Stored data |
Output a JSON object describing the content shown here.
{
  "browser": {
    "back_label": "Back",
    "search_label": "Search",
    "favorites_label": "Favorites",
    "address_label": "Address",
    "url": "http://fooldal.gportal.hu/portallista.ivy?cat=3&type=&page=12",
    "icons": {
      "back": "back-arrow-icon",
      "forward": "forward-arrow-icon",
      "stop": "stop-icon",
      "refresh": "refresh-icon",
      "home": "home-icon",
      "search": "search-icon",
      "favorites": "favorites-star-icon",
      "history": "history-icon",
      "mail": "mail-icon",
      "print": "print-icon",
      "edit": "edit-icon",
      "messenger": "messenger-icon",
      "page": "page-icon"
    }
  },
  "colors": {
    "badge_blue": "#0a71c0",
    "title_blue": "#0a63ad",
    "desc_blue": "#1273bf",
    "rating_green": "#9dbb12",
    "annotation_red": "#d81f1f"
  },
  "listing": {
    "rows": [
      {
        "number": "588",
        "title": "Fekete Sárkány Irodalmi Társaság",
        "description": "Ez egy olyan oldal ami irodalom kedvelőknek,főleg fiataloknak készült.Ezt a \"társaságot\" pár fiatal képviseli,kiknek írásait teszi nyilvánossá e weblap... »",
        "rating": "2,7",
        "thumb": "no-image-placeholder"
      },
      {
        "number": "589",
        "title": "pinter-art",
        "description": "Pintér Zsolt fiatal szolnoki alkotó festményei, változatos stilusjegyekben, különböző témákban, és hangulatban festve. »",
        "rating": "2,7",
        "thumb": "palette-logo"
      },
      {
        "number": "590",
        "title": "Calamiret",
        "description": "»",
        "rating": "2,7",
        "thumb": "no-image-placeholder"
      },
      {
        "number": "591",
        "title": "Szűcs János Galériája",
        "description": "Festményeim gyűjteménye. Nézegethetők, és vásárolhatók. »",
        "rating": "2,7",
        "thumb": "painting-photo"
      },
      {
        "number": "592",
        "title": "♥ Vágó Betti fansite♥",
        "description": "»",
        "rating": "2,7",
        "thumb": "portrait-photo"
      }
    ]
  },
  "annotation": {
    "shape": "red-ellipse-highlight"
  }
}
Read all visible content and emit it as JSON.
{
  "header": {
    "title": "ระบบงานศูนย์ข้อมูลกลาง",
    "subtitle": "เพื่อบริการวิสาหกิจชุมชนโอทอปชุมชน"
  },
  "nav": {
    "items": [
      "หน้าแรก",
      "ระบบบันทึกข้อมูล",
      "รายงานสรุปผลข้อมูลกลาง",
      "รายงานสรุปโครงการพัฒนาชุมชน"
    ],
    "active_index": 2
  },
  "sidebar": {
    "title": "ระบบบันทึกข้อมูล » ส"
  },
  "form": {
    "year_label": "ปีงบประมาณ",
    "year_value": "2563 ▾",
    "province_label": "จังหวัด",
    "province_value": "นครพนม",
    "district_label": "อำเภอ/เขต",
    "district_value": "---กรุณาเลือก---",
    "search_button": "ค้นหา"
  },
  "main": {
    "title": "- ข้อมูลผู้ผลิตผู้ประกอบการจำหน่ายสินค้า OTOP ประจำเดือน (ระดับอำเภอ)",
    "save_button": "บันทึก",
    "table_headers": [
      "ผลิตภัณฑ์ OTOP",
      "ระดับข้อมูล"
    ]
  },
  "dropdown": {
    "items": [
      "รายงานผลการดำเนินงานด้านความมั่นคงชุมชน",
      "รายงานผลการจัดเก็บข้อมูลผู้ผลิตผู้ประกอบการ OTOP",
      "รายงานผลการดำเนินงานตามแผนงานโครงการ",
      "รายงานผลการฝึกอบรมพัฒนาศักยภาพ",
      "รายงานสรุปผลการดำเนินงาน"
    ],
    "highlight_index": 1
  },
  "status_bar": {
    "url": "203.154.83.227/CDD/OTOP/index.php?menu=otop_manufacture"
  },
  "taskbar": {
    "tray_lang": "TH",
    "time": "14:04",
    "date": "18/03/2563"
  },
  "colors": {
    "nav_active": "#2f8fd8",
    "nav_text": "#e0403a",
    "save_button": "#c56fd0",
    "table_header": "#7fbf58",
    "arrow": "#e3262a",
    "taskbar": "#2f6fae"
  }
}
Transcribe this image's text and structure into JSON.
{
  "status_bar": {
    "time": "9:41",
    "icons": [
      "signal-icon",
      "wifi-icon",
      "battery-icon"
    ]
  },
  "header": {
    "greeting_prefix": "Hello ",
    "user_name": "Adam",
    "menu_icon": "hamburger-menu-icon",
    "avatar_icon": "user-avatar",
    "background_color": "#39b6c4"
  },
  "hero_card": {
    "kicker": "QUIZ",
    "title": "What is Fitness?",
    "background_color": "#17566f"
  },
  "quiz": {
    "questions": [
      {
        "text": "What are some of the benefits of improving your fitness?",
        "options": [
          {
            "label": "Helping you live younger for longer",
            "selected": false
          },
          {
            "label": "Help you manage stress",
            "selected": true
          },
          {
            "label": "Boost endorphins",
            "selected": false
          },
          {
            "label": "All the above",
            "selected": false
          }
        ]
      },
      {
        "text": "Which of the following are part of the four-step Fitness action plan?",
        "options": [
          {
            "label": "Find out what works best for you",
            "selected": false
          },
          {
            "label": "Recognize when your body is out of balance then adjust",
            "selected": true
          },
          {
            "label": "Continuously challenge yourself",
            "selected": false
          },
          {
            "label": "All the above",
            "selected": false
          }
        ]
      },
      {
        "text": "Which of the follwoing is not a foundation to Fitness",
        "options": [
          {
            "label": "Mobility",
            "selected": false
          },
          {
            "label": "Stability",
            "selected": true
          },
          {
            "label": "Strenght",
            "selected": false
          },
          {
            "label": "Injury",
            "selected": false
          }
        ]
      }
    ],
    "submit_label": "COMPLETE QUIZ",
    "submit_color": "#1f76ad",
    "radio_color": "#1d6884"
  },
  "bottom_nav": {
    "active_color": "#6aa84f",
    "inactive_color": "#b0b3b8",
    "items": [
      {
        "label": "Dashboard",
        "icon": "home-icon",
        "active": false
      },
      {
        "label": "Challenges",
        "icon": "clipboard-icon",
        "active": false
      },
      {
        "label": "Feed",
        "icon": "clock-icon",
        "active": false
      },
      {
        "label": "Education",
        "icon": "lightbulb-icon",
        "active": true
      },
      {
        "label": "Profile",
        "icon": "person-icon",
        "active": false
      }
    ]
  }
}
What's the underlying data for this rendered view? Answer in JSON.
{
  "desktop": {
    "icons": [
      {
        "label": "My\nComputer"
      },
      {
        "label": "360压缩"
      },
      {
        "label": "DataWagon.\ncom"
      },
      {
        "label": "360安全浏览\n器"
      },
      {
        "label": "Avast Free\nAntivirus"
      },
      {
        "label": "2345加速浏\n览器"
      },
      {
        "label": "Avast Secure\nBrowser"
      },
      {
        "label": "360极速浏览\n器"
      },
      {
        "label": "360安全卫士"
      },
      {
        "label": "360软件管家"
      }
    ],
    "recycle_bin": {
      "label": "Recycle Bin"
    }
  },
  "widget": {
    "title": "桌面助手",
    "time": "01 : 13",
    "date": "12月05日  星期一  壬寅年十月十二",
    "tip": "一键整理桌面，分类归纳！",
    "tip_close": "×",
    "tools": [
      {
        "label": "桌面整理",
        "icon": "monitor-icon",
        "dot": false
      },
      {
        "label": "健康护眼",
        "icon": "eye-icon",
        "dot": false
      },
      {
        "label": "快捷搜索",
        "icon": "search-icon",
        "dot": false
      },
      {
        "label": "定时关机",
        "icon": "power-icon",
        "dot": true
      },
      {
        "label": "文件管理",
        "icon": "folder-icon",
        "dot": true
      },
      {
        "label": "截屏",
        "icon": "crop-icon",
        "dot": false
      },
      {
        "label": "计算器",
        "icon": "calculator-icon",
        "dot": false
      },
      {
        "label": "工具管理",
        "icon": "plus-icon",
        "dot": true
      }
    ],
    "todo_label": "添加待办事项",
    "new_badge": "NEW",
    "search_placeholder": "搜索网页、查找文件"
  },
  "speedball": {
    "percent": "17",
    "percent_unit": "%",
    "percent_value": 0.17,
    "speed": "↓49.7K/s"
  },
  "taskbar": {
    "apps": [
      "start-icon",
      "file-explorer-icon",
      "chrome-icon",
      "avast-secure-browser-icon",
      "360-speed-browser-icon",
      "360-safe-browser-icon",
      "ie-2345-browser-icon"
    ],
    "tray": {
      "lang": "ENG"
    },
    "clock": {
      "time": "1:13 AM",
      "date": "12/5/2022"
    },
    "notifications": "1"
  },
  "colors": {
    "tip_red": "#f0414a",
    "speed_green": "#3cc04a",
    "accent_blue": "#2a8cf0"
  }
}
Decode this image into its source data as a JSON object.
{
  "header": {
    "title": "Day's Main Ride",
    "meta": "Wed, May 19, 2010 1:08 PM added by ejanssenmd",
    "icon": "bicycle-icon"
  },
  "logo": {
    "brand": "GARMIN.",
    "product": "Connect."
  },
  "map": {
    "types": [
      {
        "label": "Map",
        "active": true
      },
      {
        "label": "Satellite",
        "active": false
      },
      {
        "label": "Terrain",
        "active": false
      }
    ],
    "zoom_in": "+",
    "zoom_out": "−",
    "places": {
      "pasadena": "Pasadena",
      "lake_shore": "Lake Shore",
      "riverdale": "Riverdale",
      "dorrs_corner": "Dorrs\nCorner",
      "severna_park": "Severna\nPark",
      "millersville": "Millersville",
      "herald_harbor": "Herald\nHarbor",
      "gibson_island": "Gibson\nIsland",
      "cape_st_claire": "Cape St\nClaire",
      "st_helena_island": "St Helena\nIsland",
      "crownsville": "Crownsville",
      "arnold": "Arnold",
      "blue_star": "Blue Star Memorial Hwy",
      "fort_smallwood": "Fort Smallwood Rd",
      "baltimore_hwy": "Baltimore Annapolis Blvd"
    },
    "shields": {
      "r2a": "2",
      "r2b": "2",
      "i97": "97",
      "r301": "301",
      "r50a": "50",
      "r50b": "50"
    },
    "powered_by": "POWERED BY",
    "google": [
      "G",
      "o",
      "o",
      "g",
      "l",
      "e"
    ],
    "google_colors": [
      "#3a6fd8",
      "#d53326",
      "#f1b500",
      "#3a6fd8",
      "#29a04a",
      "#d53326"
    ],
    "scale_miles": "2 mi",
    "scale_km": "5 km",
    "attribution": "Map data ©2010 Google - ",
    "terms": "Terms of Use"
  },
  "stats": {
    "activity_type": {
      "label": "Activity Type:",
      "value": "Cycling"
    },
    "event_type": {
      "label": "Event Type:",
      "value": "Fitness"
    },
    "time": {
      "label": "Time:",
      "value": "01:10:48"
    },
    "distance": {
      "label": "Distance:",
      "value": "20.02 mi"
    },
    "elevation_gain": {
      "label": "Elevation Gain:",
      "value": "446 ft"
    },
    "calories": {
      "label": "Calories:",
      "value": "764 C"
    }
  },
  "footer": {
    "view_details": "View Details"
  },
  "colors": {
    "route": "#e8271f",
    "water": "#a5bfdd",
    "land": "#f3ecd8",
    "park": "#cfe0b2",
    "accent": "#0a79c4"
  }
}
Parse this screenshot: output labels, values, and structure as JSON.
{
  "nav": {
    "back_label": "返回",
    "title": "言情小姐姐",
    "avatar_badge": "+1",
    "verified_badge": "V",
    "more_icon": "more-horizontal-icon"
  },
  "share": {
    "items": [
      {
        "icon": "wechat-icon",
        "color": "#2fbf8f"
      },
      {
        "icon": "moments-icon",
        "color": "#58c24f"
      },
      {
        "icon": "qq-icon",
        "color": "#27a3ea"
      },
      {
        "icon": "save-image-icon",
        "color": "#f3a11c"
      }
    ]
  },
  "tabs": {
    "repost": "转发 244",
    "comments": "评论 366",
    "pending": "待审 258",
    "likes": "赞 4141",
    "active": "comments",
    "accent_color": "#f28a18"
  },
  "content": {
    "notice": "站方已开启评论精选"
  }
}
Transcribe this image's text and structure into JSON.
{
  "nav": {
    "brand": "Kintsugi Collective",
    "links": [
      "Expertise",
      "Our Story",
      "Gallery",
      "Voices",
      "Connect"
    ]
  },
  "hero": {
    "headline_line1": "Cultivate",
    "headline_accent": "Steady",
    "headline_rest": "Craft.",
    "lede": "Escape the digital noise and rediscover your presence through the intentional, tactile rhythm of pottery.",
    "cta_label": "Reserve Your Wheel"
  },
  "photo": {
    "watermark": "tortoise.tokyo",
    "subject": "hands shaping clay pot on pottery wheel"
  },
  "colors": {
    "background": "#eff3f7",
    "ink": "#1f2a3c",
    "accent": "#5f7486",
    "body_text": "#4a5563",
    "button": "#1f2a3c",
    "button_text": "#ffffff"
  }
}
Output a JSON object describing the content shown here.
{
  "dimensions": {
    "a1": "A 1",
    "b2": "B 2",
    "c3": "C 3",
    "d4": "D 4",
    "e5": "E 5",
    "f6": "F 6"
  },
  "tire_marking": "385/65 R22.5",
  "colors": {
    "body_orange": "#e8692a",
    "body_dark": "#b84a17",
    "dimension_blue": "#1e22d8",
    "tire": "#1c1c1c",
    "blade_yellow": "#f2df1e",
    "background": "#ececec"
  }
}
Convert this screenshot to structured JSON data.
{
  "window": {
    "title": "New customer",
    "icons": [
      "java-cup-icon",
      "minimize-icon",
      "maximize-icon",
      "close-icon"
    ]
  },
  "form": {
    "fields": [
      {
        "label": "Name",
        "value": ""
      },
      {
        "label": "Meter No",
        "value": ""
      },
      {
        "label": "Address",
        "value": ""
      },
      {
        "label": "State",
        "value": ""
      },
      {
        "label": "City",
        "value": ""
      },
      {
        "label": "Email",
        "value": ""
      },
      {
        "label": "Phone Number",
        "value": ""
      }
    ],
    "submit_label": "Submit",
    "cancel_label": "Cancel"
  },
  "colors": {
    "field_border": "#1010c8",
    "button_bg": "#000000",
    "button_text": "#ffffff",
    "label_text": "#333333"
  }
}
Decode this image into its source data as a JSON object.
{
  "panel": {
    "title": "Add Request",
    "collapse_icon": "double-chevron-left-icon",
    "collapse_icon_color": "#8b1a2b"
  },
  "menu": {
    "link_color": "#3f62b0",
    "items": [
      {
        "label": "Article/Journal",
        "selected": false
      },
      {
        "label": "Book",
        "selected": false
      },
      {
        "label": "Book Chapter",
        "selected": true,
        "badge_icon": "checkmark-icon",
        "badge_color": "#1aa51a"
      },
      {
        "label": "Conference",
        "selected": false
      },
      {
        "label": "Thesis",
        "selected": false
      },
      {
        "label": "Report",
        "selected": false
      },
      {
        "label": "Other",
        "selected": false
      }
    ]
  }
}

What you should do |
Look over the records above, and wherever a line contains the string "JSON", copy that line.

Solved exercise |
Output a JSON object describing the content shown here.
Read all visible content and emit it as JSON.
Transcribe this image's text and structure into JSON.
What's the underlying data for this rendered view? Answer in JSON.
Decode this image into its source data as a JSON object.
Parse this screenshot: output labels, values, and structure as JSON.
Transcribe this image's text and structure into JSON.
Output a JSON object describing the content shown here.
Convert this screenshot to structured JSON data.
Decode this image into its source data as a JSON object.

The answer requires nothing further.